**EXERCISE OBJECTIVE**
Go line by line through the data below and count those that hold "title". Return only the number.

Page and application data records

»»

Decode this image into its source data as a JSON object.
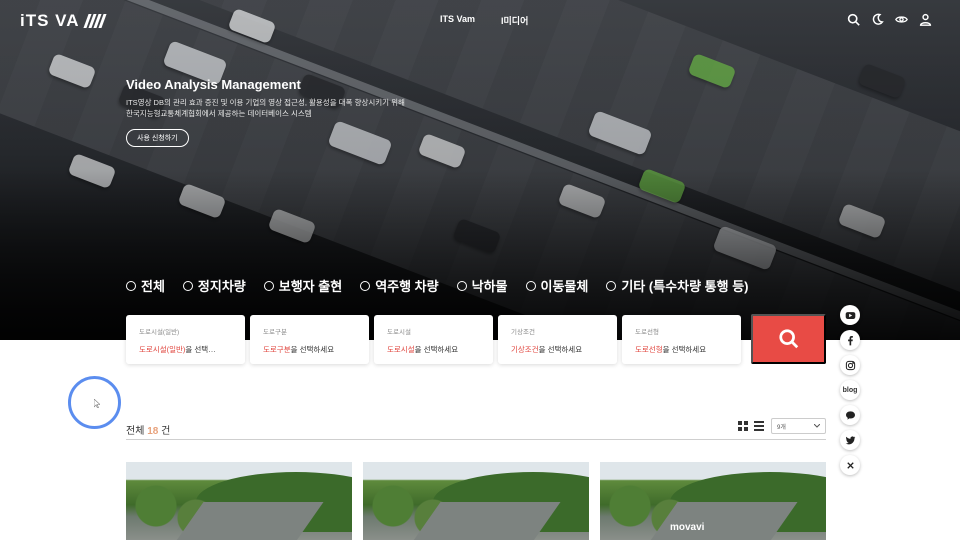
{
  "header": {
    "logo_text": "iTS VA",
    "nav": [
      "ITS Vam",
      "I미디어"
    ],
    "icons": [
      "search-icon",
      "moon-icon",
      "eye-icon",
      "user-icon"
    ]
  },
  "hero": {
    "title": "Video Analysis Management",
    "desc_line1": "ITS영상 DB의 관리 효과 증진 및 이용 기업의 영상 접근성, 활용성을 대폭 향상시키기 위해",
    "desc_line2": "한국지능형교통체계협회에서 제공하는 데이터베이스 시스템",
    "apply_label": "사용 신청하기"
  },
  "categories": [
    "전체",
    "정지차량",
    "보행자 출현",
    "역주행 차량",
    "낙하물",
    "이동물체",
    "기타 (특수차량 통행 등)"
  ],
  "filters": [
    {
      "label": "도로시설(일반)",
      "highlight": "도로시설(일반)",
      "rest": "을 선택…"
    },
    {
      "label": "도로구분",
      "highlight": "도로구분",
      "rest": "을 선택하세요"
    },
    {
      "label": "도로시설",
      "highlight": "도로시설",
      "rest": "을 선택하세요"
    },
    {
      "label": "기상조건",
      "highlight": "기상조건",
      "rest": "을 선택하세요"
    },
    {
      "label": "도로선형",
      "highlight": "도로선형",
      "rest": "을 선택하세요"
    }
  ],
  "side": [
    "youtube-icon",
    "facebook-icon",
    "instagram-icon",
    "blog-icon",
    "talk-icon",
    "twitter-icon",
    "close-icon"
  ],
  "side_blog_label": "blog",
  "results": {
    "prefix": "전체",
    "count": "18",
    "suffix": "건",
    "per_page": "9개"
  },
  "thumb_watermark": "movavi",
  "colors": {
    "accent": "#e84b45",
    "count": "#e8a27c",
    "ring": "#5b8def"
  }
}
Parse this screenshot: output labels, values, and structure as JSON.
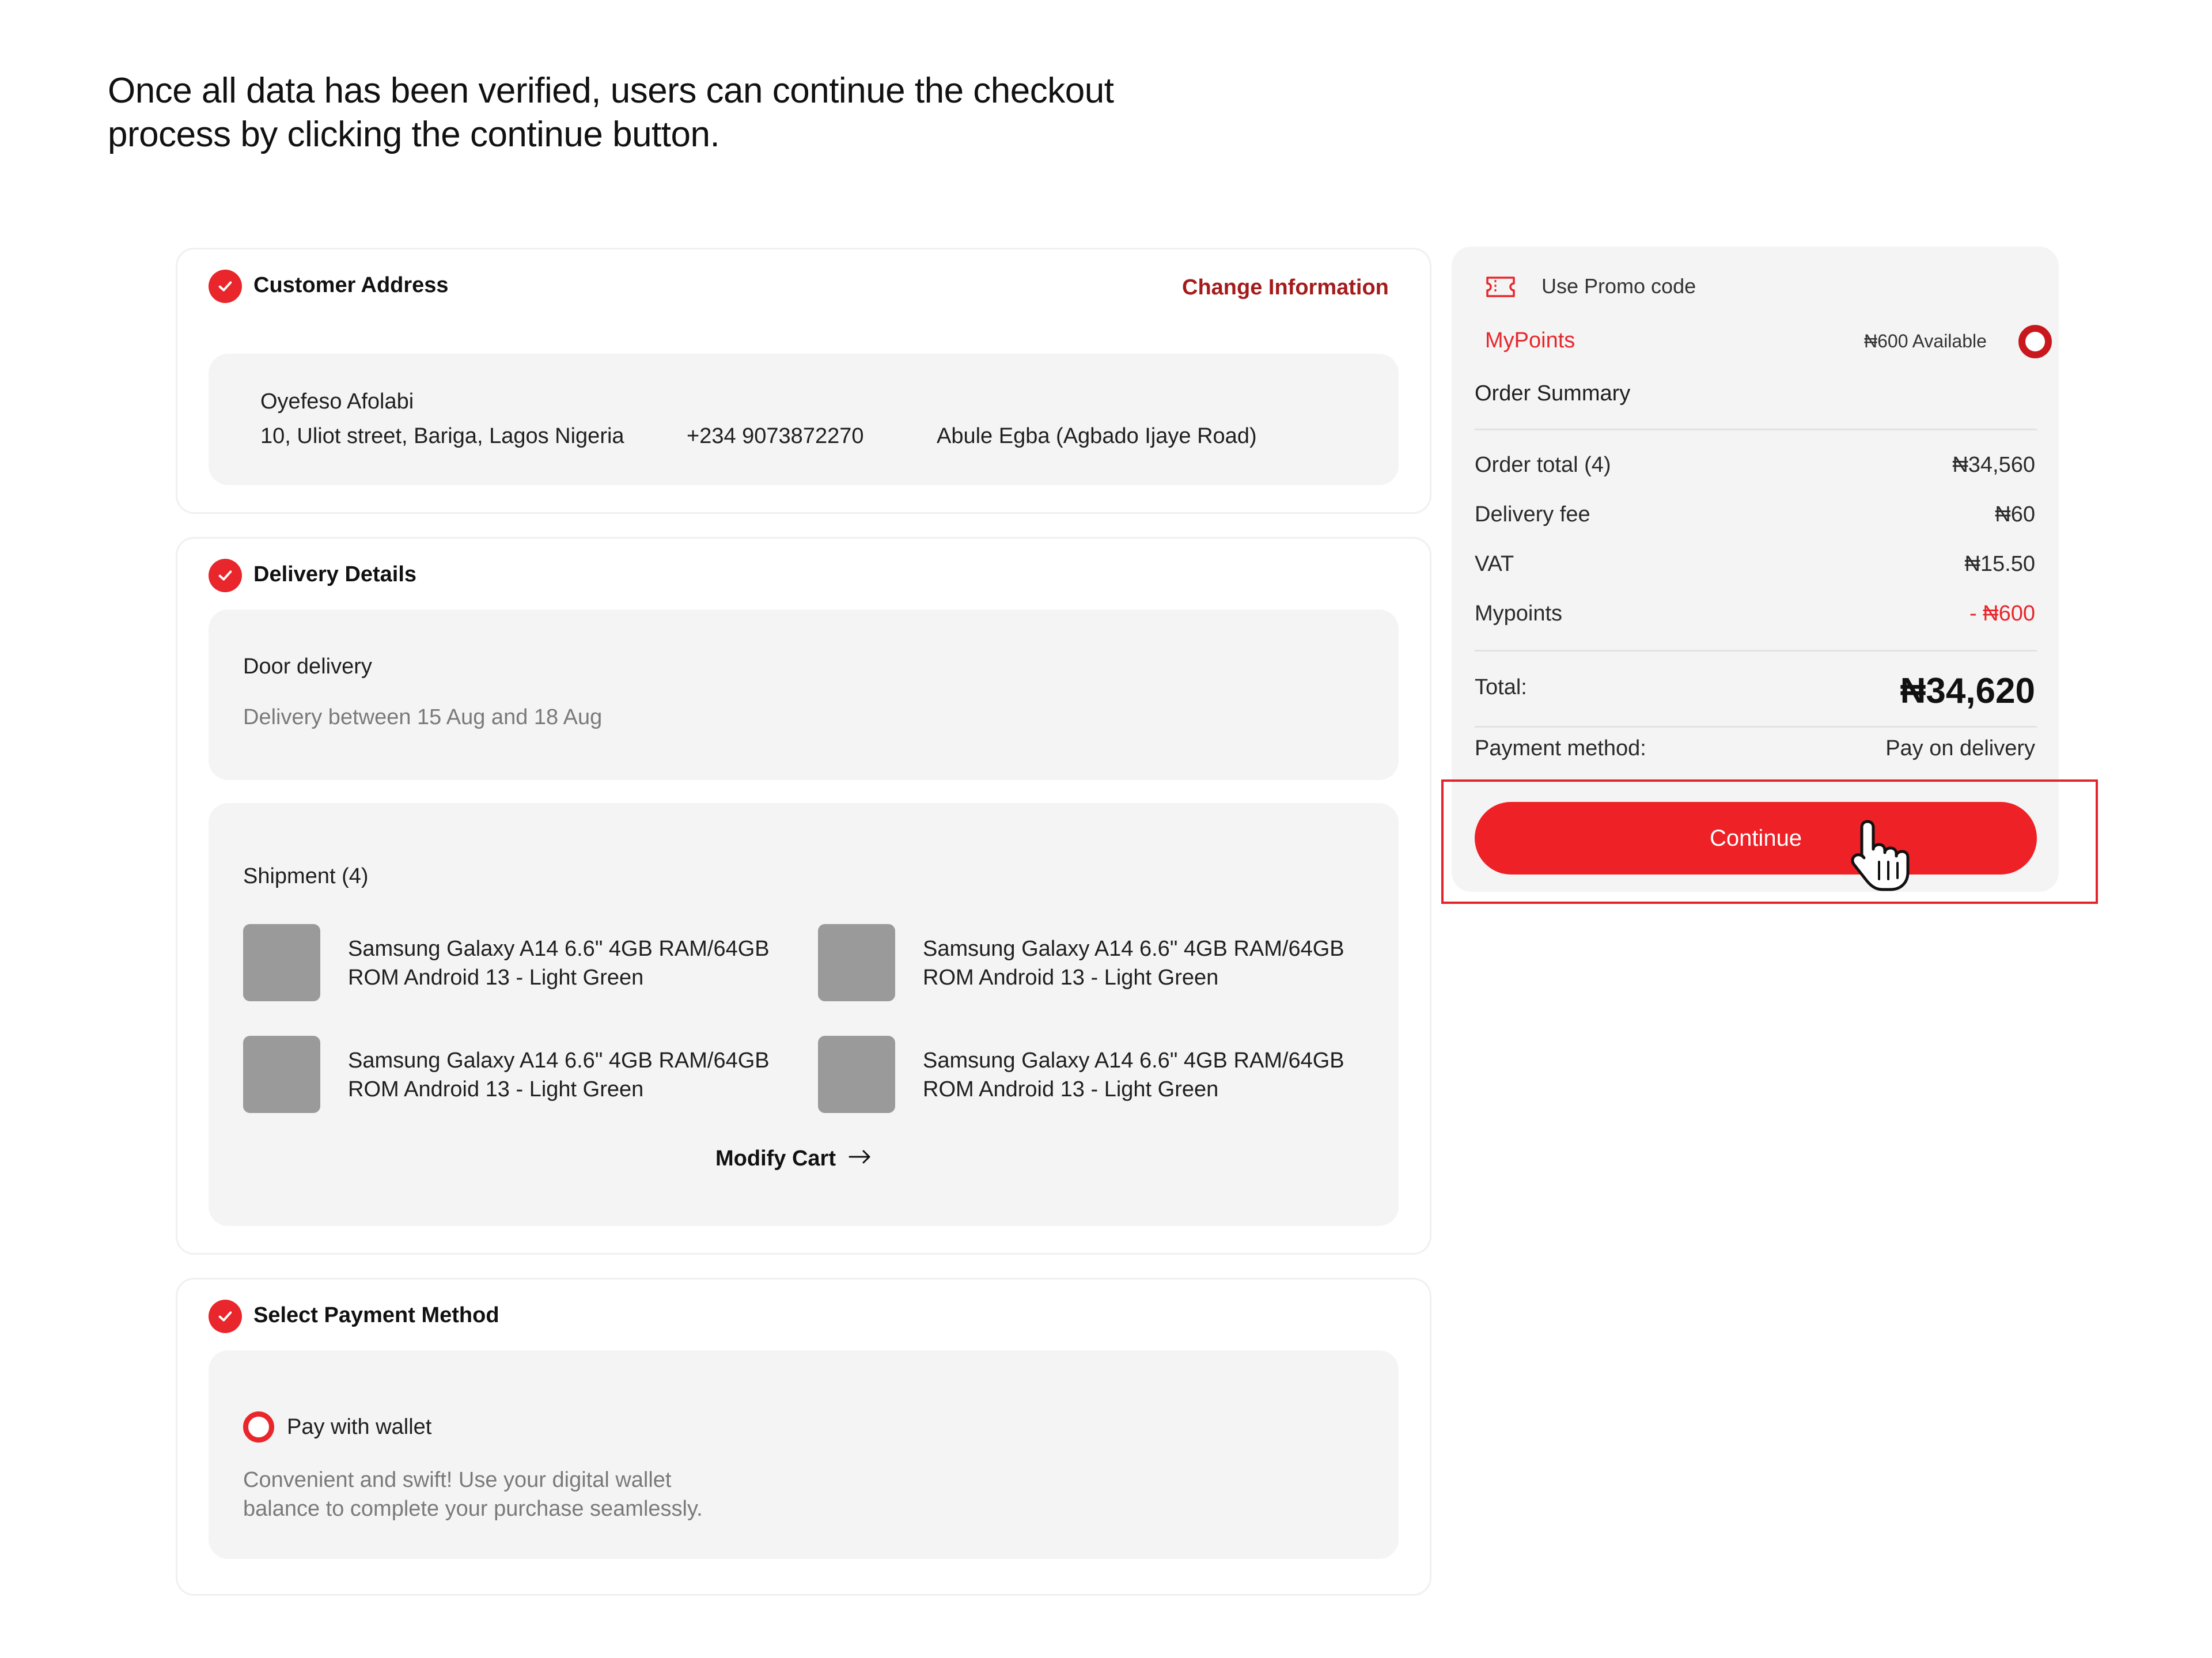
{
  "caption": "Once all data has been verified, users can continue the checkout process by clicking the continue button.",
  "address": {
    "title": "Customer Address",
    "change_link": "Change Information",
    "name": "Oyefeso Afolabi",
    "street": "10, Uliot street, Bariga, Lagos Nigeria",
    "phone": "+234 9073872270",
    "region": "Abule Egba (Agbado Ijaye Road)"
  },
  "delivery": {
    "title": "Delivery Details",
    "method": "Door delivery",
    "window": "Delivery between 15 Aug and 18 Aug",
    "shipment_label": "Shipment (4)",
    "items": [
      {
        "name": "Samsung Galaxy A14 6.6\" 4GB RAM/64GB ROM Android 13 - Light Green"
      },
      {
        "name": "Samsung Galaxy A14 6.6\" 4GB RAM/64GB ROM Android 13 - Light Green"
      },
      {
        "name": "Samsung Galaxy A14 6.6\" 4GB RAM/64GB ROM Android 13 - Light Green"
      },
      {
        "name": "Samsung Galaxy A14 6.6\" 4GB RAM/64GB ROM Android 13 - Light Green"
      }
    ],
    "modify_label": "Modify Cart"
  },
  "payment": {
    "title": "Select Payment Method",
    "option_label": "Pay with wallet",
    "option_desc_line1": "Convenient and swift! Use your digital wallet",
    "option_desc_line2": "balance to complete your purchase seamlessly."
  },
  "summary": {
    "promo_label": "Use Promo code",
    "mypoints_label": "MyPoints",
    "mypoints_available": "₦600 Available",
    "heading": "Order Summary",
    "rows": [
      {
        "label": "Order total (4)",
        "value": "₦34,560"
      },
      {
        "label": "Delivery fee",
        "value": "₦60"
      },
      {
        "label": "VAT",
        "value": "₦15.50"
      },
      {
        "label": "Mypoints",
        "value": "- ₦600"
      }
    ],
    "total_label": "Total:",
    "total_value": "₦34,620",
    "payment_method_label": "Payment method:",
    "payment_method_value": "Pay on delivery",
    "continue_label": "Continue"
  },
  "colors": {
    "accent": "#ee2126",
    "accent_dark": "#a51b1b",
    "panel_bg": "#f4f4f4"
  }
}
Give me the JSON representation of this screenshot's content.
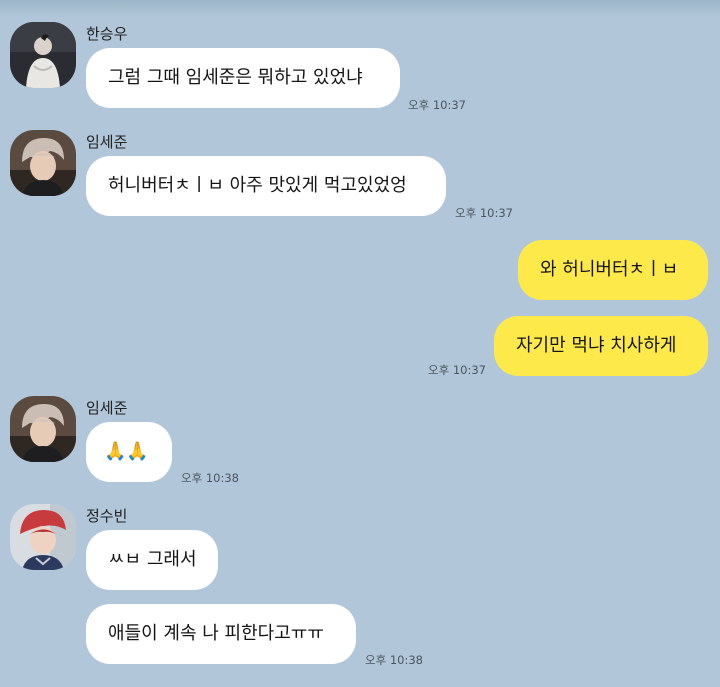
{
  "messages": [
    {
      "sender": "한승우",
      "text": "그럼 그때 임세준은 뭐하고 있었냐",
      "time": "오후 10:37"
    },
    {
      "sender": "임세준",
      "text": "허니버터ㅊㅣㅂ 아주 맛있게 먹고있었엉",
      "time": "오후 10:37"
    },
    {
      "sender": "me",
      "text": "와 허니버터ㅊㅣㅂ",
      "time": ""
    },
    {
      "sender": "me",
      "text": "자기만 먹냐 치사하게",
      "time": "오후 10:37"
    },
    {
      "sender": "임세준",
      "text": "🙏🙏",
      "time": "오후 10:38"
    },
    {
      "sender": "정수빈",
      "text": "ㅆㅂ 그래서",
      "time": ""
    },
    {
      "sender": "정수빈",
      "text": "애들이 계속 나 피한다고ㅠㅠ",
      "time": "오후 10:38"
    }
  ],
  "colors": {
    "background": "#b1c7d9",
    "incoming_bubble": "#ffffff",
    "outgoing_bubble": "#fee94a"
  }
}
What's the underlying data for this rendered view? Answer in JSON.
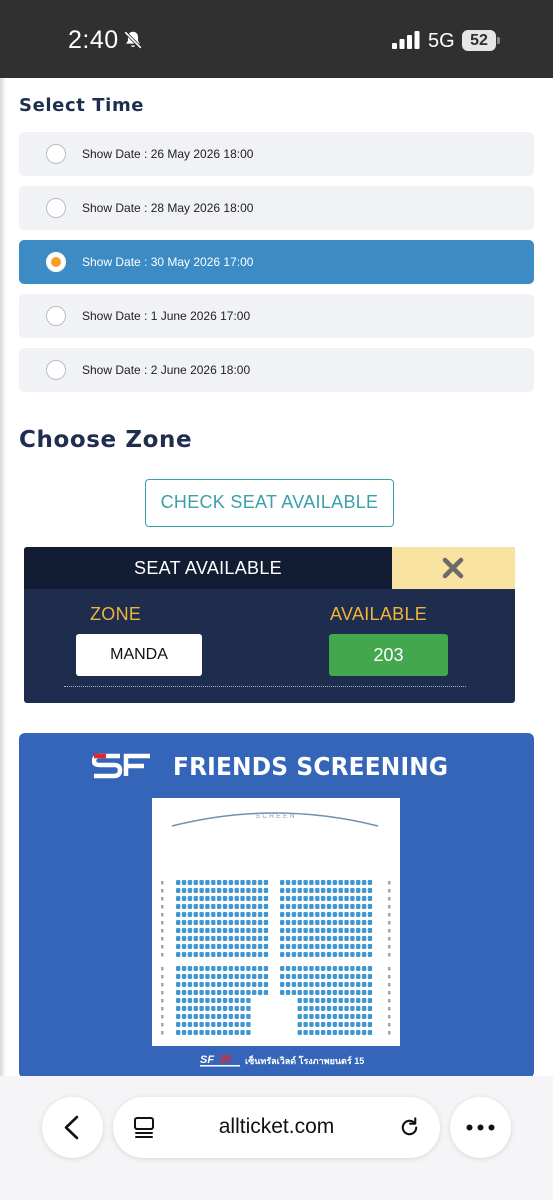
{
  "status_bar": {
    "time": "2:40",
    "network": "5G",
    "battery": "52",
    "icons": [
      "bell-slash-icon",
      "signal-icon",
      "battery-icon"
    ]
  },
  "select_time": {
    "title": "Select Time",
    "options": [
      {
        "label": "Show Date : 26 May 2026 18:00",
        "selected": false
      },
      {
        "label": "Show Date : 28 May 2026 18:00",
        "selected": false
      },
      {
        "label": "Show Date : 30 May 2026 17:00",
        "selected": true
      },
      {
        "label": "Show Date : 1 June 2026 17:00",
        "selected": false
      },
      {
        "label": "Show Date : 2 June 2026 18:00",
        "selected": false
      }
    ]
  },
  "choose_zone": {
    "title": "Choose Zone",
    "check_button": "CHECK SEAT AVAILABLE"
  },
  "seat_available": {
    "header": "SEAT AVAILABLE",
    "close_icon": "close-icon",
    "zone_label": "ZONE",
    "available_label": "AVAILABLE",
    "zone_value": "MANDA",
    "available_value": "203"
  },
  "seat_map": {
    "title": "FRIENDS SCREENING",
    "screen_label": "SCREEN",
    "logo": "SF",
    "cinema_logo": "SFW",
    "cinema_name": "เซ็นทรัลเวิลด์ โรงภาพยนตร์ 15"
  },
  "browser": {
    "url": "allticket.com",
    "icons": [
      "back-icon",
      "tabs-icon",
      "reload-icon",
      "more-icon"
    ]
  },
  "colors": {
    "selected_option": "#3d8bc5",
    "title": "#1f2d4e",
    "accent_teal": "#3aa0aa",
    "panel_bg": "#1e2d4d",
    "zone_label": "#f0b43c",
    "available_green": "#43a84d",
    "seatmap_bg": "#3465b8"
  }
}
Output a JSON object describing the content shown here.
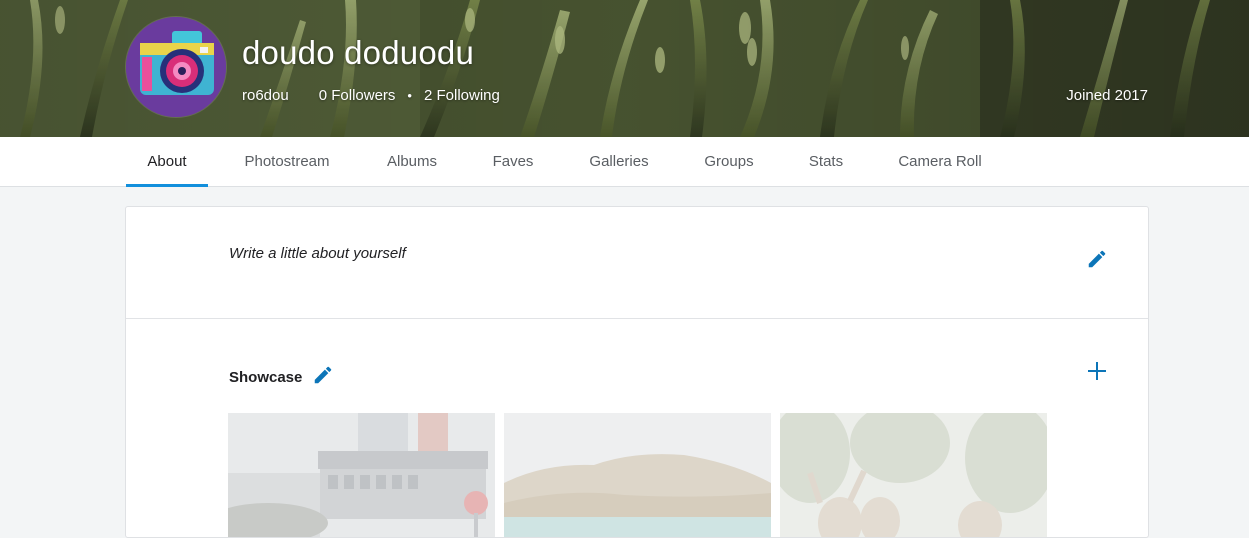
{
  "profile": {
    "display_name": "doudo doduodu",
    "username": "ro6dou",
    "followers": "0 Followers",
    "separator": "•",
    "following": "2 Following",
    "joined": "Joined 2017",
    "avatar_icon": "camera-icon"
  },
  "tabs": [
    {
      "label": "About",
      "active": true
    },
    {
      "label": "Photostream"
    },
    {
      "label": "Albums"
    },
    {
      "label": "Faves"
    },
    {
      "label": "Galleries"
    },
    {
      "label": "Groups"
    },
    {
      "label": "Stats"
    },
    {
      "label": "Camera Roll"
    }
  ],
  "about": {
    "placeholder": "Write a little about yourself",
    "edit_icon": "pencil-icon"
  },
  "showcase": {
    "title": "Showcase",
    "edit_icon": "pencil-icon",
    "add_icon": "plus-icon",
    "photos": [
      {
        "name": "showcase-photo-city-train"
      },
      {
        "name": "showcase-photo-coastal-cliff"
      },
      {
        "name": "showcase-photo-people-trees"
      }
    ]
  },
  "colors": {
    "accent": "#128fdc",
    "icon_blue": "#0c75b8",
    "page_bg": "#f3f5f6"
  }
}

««

**TASK RESPONSE**
9